Grazing affects many ecosystems, especially in light of climate change and increasing human activity.


Published: JANUARY 23, 2023

An international team of researchers, including Israelis from the Weizmann Institute of Science in Rehovot, have found that contrary to the common assumption, under certain conditions, grazing in desert areas may actually help the ecosystem.

Seventy-seven percent of the world’s agricultural land is devoted to pasture. The field supports billions of people around the world, and its importance is evidenced by the fact that it is related to 10 of the 17 sustainable development goals defined by the UN for the purpose of ensuring the safety and prosperity of humans around the world.

Grazing affects many ecosystems, especially in light of climate change and increasing human activity. Despite the enormous importance, research in the field is limited and focuses mainly on local issues.
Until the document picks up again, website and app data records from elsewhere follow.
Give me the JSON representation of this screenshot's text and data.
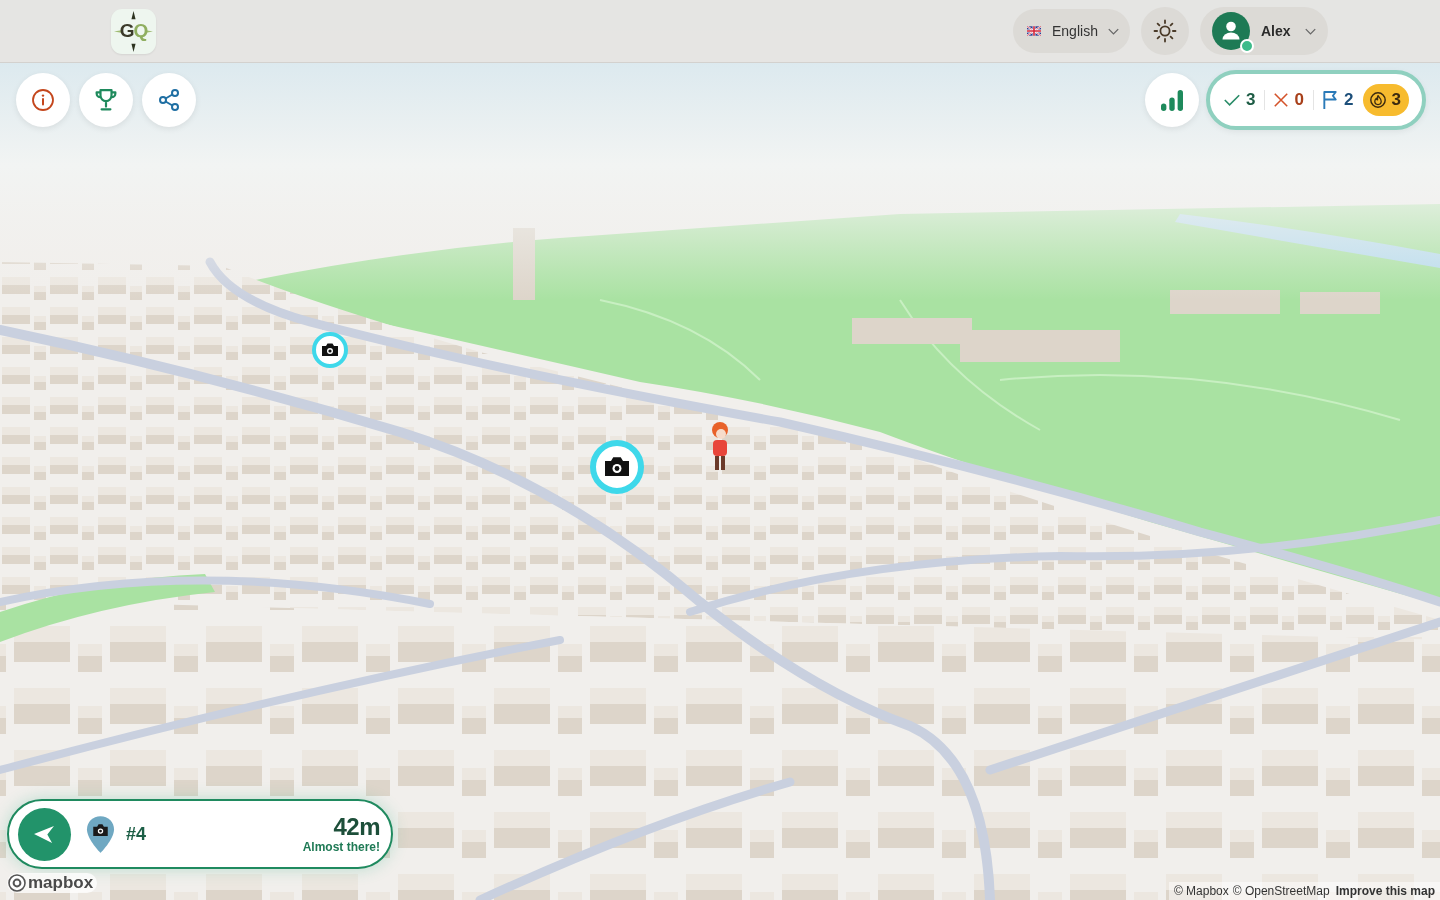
{
  "header": {
    "logo": {
      "text": "GQ"
    },
    "language": {
      "label": "English"
    },
    "user": {
      "name": "Alex",
      "online": true
    }
  },
  "score": {
    "items": [
      {
        "kind": "correct",
        "value": "3"
      },
      {
        "kind": "wrong",
        "value": "0"
      },
      {
        "kind": "flags",
        "value": "2"
      },
      {
        "kind": "streak",
        "value": "3"
      }
    ]
  },
  "target": {
    "number": "#4",
    "distance": "42m",
    "status": "Almost there!"
  },
  "map": {
    "logo": "mapbox",
    "attribution": [
      {
        "kind": "credit",
        "text": "© Mapbox"
      },
      {
        "kind": "credit",
        "text": "© OpenStreetMap"
      },
      {
        "kind": "feedback",
        "text": "Improve this map"
      }
    ]
  }
}
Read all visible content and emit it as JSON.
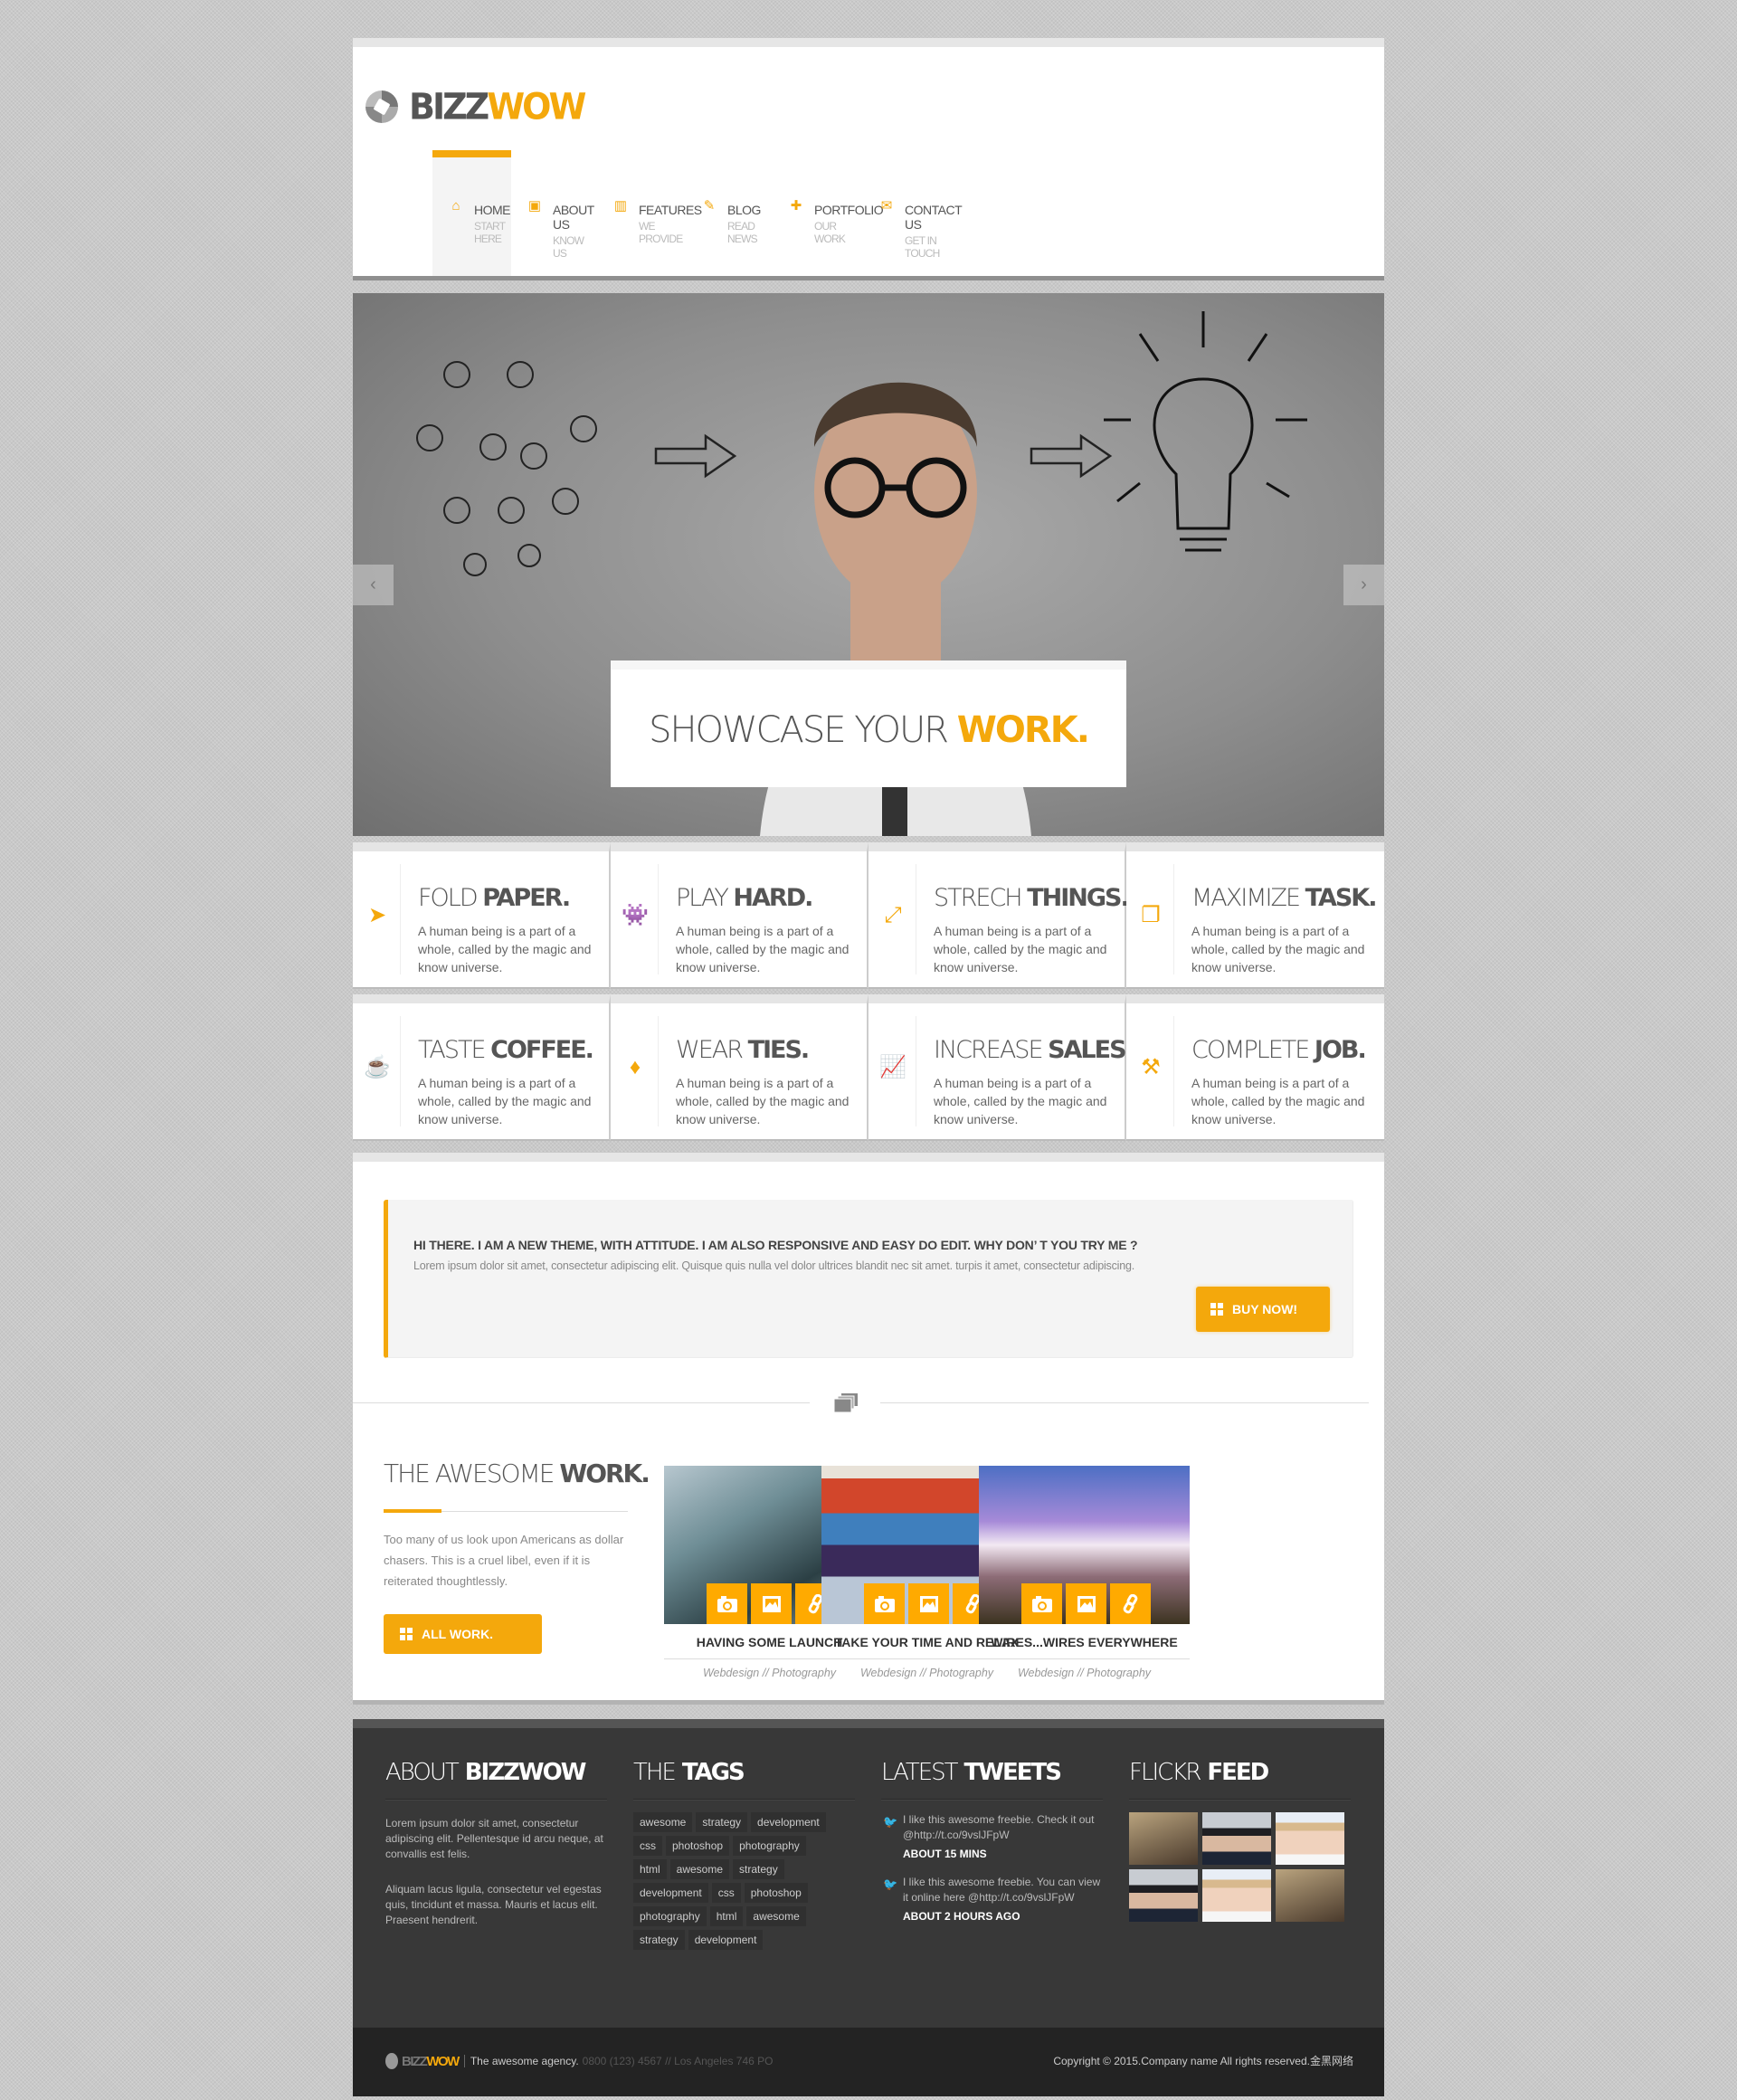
{
  "brand": {
    "name_part1": "BIZZ",
    "name_part2": "WOW",
    "accent_color": "#f4a80c"
  },
  "nav": [
    {
      "label": "HOME",
      "sub": "START HERE",
      "icon": "home-icon",
      "glyph": "⌂",
      "active": true
    },
    {
      "label": "ABOUT US",
      "sub": "KNOW US",
      "icon": "download-box-icon",
      "glyph": "▣",
      "active": false
    },
    {
      "label": "FEATURES",
      "sub": "WE PROVIDE",
      "icon": "columns-icon",
      "glyph": "▥",
      "active": false
    },
    {
      "label": "BLOG",
      "sub": "READ NEWS",
      "icon": "edit-icon",
      "glyph": "✎",
      "active": false
    },
    {
      "label": "PORTFOLIO",
      "sub": "OUR WORK",
      "icon": "briefcase-icon",
      "glyph": "✚",
      "active": false
    },
    {
      "label": "CONTACT US",
      "sub": "GET IN TOUCH",
      "icon": "envelope-icon",
      "glyph": "✉",
      "active": false
    }
  ],
  "slider": {
    "caption_light": "SHOWCASE YOUR ",
    "caption_bold": "WORK.",
    "prev": "‹",
    "next": "›"
  },
  "features": [
    {
      "light": "FOLD ",
      "bold": "PAPER.",
      "icon": "paper-plane-icon",
      "glyph": "➤",
      "desc": "A human being is a part of a whole, called by the magic and know universe."
    },
    {
      "light": "PLAY ",
      "bold": "HARD.",
      "icon": "space-invader-icon",
      "glyph": "👾",
      "desc": "A human being is a part of a whole, called by the magic and know universe."
    },
    {
      "light": "STRECH ",
      "bold": "THINGS.",
      "icon": "resize-icon",
      "glyph": "⤢",
      "desc": "A human being is a part of a whole, called by the magic and know universe."
    },
    {
      "light": "MAXIMIZE ",
      "bold": "TASK.",
      "icon": "stack-icon",
      "glyph": "❐",
      "desc": "A human being is a part of a whole, called by the magic and know universe."
    },
    {
      "light": "TASTE ",
      "bold": "COFFEE.",
      "icon": "coffee-icon",
      "glyph": "☕",
      "desc": "A human being is a part of a whole, called by the magic and know universe."
    },
    {
      "light": "WEAR ",
      "bold": "TIES.",
      "icon": "tie-icon",
      "glyph": "♦",
      "desc": "A human being is a part of a whole, called by the magic and know universe."
    },
    {
      "light": "INCREASE ",
      "bold": "SALES.",
      "icon": "chart-icon",
      "glyph": "📈",
      "desc": "A human being is a part of a whole, called by the magic and know universe."
    },
    {
      "light": "COMPLETE ",
      "bold": "JOB.",
      "icon": "gavel-icon",
      "glyph": "⚒",
      "desc": "A human being is a part of a whole, called by the magic and know universe."
    }
  ],
  "callout": {
    "heading": "HI THERE. I AM A NEW THEME, WITH ATTITUDE. I AM ALSO RESPONSIVE AND EASY DO EDIT. WHY DON’ T YOU TRY ME ?",
    "text": "Lorem ipsum dolor sit amet, consectetur adipiscing elit. Quisque quis nulla vel dolor ultrices blandit nec sit amet. turpis it amet, consectetur adipiscing.",
    "button": "BUY NOW!"
  },
  "work": {
    "title_light": "THE AWESOME ",
    "title_bold": "WORK.",
    "desc": "Too many of us look upon Americans as dollar chasers. This is a cruel libel, even if it is reiterated thoughtlessly.",
    "button": "ALL WORK.",
    "items": [
      {
        "title": "HAVING SOME LAUNCH",
        "meta": "Webdesign // Photography"
      },
      {
        "title": "TAKE YOUR TIME AND RELAX",
        "meta": "Webdesign // Photography"
      },
      {
        "title": "WIRES...WIRES EVERYWHERE",
        "meta": "Webdesign // Photography"
      }
    ]
  },
  "footer": {
    "about": {
      "title_light": "ABOUT",
      "title_bold": "BIZZWOW",
      "p1": "Lorem ipsum dolor sit amet, consectetur adipiscing elit. Pellentesque id arcu neque, at convallis est felis.",
      "p2": "Aliquam lacus ligula, consectetur vel egestas quis, tincidunt et massa. Mauris et lacus elit. Praesent hendrerit."
    },
    "tags": {
      "title_light": "THE",
      "title_bold": "TAGS",
      "items": [
        "awesome",
        "strategy",
        "development",
        "css",
        "photoshop",
        "photography",
        "html",
        "awesome",
        "strategy",
        "development",
        "css",
        "photoshop",
        "photography",
        "html",
        "awesome",
        "strategy",
        "development"
      ]
    },
    "tweets": {
      "title_light": "LATEST",
      "title_bold": "TWEETS",
      "items": [
        {
          "text": "I like this awesome freebie. Check it out @http://t.co/9vslJFpW",
          "when": "ABOUT 15 MINS"
        },
        {
          "text": "I like this awesome freebie. You can view it online here @http://t.co/9vslJFpW",
          "when": "ABOUT 2 HOURS AGO"
        }
      ]
    },
    "flickr": {
      "title_light": "FLICKR",
      "title_bold": "FEED"
    },
    "bottom": {
      "tagline": "The awesome agency.",
      "address": "0800 (123) 4567 // Los Angeles 746 PO",
      "copyright": "Copyright © 2015.Company name All rights reserved.金黑网络"
    }
  }
}
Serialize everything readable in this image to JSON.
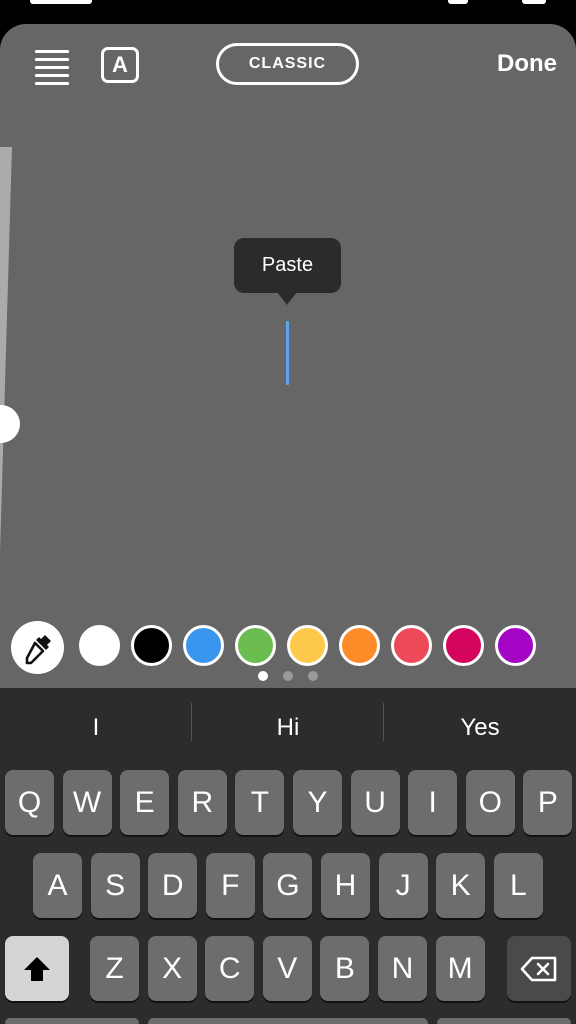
{
  "toolbar": {
    "menu_icon": "text-align-icon",
    "font_icon": "A",
    "style_label": "CLASSIC",
    "done_label": "Done"
  },
  "size_slider": {
    "value": 0.74
  },
  "text_editor": {
    "paste_label": "Paste",
    "text": ""
  },
  "colors": {
    "eyedropper": "eyedropper-icon",
    "swatches": [
      "#ffffff",
      "#000000",
      "#3a95ee",
      "#6bbd4f",
      "#fec84a",
      "#fc8b28",
      "#ec4a58",
      "#d4045f",
      "#a404c4"
    ],
    "page_indicator": {
      "count": 3,
      "active": 0
    }
  },
  "keyboard": {
    "suggestions": [
      "I",
      "Hi",
      "Yes"
    ],
    "row1": [
      "Q",
      "W",
      "E",
      "R",
      "T",
      "Y",
      "U",
      "I",
      "O",
      "P"
    ],
    "row2": [
      "A",
      "S",
      "D",
      "F",
      "G",
      "H",
      "J",
      "K",
      "L"
    ],
    "row3": [
      "Z",
      "X",
      "C",
      "V",
      "B",
      "N",
      "M"
    ],
    "shift_icon": "shift-icon",
    "delete_icon": "backspace-icon"
  }
}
A new study led by Prof. Fernando Maestre from the University of Alicante in Spain – with the participation of more than 130 researchers from all over the world – examined 98 grazing sites in 25 countries in all inhabited continents, including Israel. Maestre, a leading biologist, has published more than 230 articles in leading peer-reviewed journals and written five books in his field. The new study on grazing that he led appears in the journal Dryland Ecology under the title “Grazing and ecosystem service delivery in global drylands.”

How does grazing impact the ecosystem?

The study examined how grazing affects the functioning of the ecosystem and its contribution to the environment in areas such as food production, carbon fixation, water absorption and climate-change mitigation. The research focused on arid climate systems, and there is a reason for that – about 78% of the world’s pastures are in areas that are considered arid, and about a billion people rely on them for food production.

 Flock of sheep at Tel Yarmuth (credit: MARC ISRAEL SELLEM) Flock of sheep at Tel Yarmuth (credit: MARC ISRAEL SELLEM)

In Israel, the study included, among other things, the area of the Gilead Reservoir in southern Carmel, Beit Nir in the Judean lowlands and Sayeret Shaked Park in the northern Negev.

The study found that in hot deserts, where the precipitation falls mainly in a certain season and not uniformly throughout the year and the amount of vegetation in them is low, intensive grazing harms the benefit provided by the ecosystems. In other words, their ability to produce food, mitigate climate change and more decreases.

On the other hand, in less warm deserts, with precipitation that is evenly distributed throughout the year and diverse vegetation, intensive grazing actually promotes the benefits provided by the ecosystems. Among other things, grazing increases the competition between plant species and thereby contributes to the preservation of ecological diversity, and also prevents fires.

To be able to predict the future of the drying ecosystems that are losing their biodiversity, how these ecosystems work must be understood. “In view of climate change, which leads among other things to the expansion of deserts and their increasing drying, the research insights will help in predicting the consequences of these changes on the functioning of pastures around the world,” said the Dr. Eli Tzaady from Israel’s Agricultural Research Administration and Dr. Ilan Stavi at the Dead Sea and Arava Science Center located in the Tamar Regional Council, Neve Zohar.